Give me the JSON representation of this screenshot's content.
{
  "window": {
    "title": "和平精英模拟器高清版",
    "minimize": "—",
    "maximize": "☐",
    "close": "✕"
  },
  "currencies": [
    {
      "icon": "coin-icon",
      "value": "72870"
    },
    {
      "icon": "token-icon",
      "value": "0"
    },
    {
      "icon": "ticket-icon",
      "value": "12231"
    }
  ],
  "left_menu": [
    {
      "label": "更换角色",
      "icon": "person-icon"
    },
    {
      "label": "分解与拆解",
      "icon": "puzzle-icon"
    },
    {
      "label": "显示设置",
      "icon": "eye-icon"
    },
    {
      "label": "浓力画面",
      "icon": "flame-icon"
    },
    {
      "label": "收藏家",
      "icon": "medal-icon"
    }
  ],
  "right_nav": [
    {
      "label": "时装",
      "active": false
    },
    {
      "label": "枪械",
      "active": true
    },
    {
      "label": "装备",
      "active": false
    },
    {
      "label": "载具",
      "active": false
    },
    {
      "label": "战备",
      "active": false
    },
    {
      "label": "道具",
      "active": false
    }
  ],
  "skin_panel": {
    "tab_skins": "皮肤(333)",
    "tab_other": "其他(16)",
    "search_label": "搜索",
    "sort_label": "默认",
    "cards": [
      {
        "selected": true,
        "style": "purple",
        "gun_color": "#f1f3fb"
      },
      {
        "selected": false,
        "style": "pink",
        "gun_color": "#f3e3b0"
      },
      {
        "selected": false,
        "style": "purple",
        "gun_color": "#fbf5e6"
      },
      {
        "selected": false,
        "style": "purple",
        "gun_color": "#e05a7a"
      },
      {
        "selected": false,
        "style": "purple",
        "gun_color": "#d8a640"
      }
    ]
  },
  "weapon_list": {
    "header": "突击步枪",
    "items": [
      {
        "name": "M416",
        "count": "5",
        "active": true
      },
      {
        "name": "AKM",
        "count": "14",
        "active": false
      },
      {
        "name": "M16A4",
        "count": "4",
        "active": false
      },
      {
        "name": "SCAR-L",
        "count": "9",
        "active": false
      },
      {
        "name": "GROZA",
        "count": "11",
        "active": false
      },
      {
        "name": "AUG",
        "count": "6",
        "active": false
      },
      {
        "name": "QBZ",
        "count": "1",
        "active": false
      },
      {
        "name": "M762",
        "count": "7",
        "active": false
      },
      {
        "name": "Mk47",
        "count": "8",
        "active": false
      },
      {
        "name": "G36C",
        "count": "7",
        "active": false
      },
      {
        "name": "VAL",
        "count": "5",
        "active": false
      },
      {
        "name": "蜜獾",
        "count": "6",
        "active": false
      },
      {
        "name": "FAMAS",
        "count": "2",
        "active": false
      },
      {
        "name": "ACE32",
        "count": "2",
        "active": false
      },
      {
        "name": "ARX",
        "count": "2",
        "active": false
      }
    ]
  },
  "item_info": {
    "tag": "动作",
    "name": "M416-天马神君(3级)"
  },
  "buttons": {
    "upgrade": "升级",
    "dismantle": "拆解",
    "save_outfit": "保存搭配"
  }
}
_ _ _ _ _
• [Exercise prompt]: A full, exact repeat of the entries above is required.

• [Solution to this exercise]:
Give me the JSON representation of this screenshot's content.
{
  "window": {
    "title": "和平精英模拟器高清版",
    "minimize": "—",
    "maximize": "☐",
    "close": "✕"
  },
  "currencies": [
    {
      "icon": "coin-icon",
      "value": "72870"
    },
    {
      "icon": "token-icon",
      "value": "0"
    },
    {
      "icon": "ticket-icon",
      "value": "12231"
    }
  ],
  "left_menu": [
    {
      "label": "更换角色",
      "icon": "person-icon"
    },
    {
      "label": "分解与拆解",
      "icon": "puzzle-icon"
    },
    {
      "label": "显示设置",
      "icon": "eye-icon"
    },
    {
      "label": "浓力画面",
      "icon": "flame-icon"
    },
    {
      "label": "收藏家",
      "icon": "medal-icon"
    }
  ],
  "right_nav": [
    {
      "label": "时装",
      "active": false
    },
    {
      "label": "枪械",
      "active": true
    },
    {
      "label": "装备",
      "active": false
    },
    {
      "label": "载具",
      "active": false
    },
    {
      "label": "战备",
      "active": false
    },
    {
      "label": "道具",
      "active": false
    }
  ],
  "skin_panel": {
    "tab_skins": "皮肤(333)",
    "tab_other": "其他(16)",
    "search_label": "搜索",
    "sort_label": "默认",
    "cards": [
      {
        "selected": true,
        "style": "purple",
        "gun_color": "#f1f3fb"
      },
      {
        "selected": false,
        "style": "pink",
        "gun_color": "#f3e3b0"
      },
      {
        "selected": false,
        "style": "purple",
        "gun_color": "#fbf5e6"
      },
      {
        "selected": false,
        "style": "purple",
        "gun_color": "#e05a7a"
      },
      {
        "selected": false,
        "style": "purple",
        "gun_color": "#d8a640"
      }
    ]
  },
  "weapon_list": {
    "header": "突击步枪",
    "items": [
      {
        "name": "M416",
        "count": "5",
        "active": true
      },
      {
        "name": "AKM",
        "count": "14",
        "active": false
      },
      {
        "name": "M16A4",
        "count": "4",
        "active": false
      },
      {
        "name": "SCAR-L",
        "count": "9",
        "active": false
      },
      {
        "name": "GROZA",
        "count": "11",
        "active": false
      },
      {
        "name": "AUG",
        "count": "6",
        "active": false
      },
      {
        "name": "QBZ",
        "count": "1",
        "active": false
      },
      {
        "name": "M762",
        "count": "7",
        "active": false
      },
      {
        "name": "Mk47",
        "count": "8",
        "active": false
      },
      {
        "name": "G36C",
        "count": "7",
        "active": false
      },
      {
        "name": "VAL",
        "count": "5",
        "active": false
      },
      {
        "name": "蜜獾",
        "count": "6",
        "active": false
      },
      {
        "name": "FAMAS",
        "count": "2",
        "active": false
      },
      {
        "name": "ACE32",
        "count": "2",
        "active": false
      },
      {
        "name": "ARX",
        "count": "2",
        "active": false
      }
    ]
  },
  "item_info": {
    "tag": "动作",
    "name": "M416-天马神君(3级)"
  },
  "buttons": {
    "upgrade": "升级",
    "dismantle": "拆解",
    "save_outfit": "保存搭配"
  }
}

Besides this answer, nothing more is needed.